⟨
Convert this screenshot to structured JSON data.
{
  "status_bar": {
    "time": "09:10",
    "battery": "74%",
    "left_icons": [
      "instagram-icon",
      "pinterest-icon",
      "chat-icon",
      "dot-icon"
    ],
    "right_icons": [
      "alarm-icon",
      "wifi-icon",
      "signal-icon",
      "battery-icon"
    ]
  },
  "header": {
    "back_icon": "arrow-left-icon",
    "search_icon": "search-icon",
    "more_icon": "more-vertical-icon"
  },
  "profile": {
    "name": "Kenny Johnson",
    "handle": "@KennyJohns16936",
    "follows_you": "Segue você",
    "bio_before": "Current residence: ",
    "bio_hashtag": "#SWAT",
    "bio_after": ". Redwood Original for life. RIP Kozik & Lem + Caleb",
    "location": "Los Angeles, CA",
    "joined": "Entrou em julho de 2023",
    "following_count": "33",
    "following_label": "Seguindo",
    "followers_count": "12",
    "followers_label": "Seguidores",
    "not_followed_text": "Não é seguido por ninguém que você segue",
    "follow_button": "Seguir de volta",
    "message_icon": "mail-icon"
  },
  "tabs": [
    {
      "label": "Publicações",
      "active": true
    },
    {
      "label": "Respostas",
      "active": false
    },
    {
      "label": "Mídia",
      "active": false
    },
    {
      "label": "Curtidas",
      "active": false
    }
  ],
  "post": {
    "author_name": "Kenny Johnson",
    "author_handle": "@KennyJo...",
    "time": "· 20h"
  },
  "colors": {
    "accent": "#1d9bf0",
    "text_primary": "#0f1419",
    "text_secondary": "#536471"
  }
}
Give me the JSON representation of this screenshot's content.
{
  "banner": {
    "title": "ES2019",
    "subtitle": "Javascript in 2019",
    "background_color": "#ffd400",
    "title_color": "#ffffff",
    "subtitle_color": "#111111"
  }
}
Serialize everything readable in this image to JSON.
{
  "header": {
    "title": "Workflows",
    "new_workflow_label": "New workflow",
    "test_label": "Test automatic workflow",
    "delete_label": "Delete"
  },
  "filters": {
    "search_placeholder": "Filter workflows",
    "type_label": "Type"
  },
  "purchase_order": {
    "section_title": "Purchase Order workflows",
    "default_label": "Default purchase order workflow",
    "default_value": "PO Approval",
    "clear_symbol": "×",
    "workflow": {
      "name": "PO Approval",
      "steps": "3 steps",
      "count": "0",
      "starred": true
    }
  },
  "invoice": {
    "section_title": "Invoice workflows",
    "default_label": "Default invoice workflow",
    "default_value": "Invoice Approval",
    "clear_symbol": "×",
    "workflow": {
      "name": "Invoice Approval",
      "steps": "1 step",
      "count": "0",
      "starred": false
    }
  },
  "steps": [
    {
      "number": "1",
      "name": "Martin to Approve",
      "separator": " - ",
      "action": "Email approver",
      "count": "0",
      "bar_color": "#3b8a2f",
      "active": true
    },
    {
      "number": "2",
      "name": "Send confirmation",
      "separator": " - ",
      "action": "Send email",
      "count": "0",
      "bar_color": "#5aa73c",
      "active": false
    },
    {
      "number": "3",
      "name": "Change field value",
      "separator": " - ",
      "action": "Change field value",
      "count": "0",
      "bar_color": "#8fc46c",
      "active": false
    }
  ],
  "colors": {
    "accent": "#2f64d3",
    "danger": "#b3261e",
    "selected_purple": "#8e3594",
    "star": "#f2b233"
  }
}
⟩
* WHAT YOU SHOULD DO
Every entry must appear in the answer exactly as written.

* EXPECTED ANSWER
Convert this screenshot to structured JSON data.
{
  "status_bar": {
    "time": "09:10",
    "battery": "74%",
    "left_icons": [
      "instagram-icon",
      "pinterest-icon",
      "chat-icon",
      "dot-icon"
    ],
    "right_icons": [
      "alarm-icon",
      "wifi-icon",
      "signal-icon",
      "battery-icon"
    ]
  },
  "header": {
    "back_icon": "arrow-left-icon",
    "search_icon": "search-icon",
    "more_icon": "more-vertical-icon"
  },
  "profile": {
    "name": "Kenny Johnson",
    "handle": "@KennyJohns16936",
    "follows_you": "Segue você",
    "bio_before": "Current residence: ",
    "bio_hashtag": "#SWAT",
    "bio_after": ". Redwood Original for life. RIP Kozik & Lem + Caleb",
    "location": "Los Angeles, CA",
    "joined": "Entrou em julho de 2023",
    "following_count": "33",
    "following_label": "Seguindo",
    "followers_count": "12",
    "followers_label": "Seguidores",
    "not_followed_text": "Não é seguido por ninguém que você segue",
    "follow_button": "Seguir de volta",
    "message_icon": "mail-icon"
  },
  "tabs": [
    {
      "label": "Publicações",
      "active": true
    },
    {
      "label": "Respostas",
      "active": false
    },
    {
      "label": "Mídia",
      "active": false
    },
    {
      "label": "Curtidas",
      "active": false
    }
  ],
  "post": {
    "author_name": "Kenny Johnson",
    "author_handle": "@KennyJo...",
    "time": "· 20h"
  },
  "colors": {
    "accent": "#1d9bf0",
    "text_primary": "#0f1419",
    "text_secondary": "#536471"
  }
}
Give me the JSON representation of this screenshot's content.
{
  "banner": {
    "title": "ES2019",
    "subtitle": "Javascript in 2019",
    "background_color": "#ffd400",
    "title_color": "#ffffff",
    "subtitle_color": "#111111"
  }
}
Serialize everything readable in this image to JSON.
{
  "header": {
    "title": "Workflows",
    "new_workflow_label": "New workflow",
    "test_label": "Test automatic workflow",
    "delete_label": "Delete"
  },
  "filters": {
    "search_placeholder": "Filter workflows",
    "type_label": "Type"
  },
  "purchase_order": {
    "section_title": "Purchase Order workflows",
    "default_label": "Default purchase order workflow",
    "default_value": "PO Approval",
    "clear_symbol": "×",
    "workflow": {
      "name": "PO Approval",
      "steps": "3 steps",
      "count": "0",
      "starred": true
    }
  },
  "invoice": {
    "section_title": "Invoice workflows",
    "default_label": "Default invoice workflow",
    "default_value": "Invoice Approval",
    "clear_symbol": "×",
    "workflow": {
      "name": "Invoice Approval",
      "steps": "1 step",
      "count": "0",
      "starred": false
    }
  },
  "steps": [
    {
      "number": "1",
      "name": "Martin to Approve",
      "separator": " - ",
      "action": "Email approver",
      "count": "0",
      "bar_color": "#3b8a2f",
      "active": true
    },
    {
      "number": "2",
      "name": "Send confirmation",
      "separator": " - ",
      "action": "Send email",
      "count": "0",
      "bar_color": "#5aa73c",
      "active": false
    },
    {
      "number": "3",
      "name": "Change field value",
      "separator": " - ",
      "action": "Change field value",
      "count": "0",
      "bar_color": "#8fc46c",
      "active": false
    }
  ],
  "colors": {
    "accent": "#2f64d3",
    "danger": "#b3261e",
    "selected_purple": "#8e3594",
    "star": "#f2b233"
  }
}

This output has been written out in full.